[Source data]
[Start of section]
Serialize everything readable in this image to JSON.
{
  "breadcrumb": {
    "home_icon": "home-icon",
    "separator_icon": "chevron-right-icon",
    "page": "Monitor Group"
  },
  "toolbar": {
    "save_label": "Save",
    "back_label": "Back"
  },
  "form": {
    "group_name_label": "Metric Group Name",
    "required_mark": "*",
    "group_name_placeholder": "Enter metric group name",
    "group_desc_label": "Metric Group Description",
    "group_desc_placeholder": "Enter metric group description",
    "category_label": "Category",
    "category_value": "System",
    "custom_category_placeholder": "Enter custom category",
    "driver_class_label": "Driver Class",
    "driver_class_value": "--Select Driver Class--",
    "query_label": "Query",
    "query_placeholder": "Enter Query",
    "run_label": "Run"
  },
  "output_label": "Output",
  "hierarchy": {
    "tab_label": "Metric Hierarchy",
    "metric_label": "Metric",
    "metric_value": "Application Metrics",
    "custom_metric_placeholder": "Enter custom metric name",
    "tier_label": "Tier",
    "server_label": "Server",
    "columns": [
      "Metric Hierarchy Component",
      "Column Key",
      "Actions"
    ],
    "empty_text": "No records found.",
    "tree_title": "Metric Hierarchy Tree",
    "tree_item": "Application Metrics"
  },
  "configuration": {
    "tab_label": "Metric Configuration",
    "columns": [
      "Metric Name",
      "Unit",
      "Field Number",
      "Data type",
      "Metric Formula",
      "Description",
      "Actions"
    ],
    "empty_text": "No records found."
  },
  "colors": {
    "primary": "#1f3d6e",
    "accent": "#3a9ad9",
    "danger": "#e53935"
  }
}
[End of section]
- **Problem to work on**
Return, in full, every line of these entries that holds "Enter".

- **Output**
    "group_name_placeholder": "Enter metric group name",
    "group_desc_placeholder": "Enter metric group description",
    "custom_category_placeholder": "Enter custom category",
    "query_placeholder": "Enter Query",
    "custom_metric_placeholder": "Enter custom metric name",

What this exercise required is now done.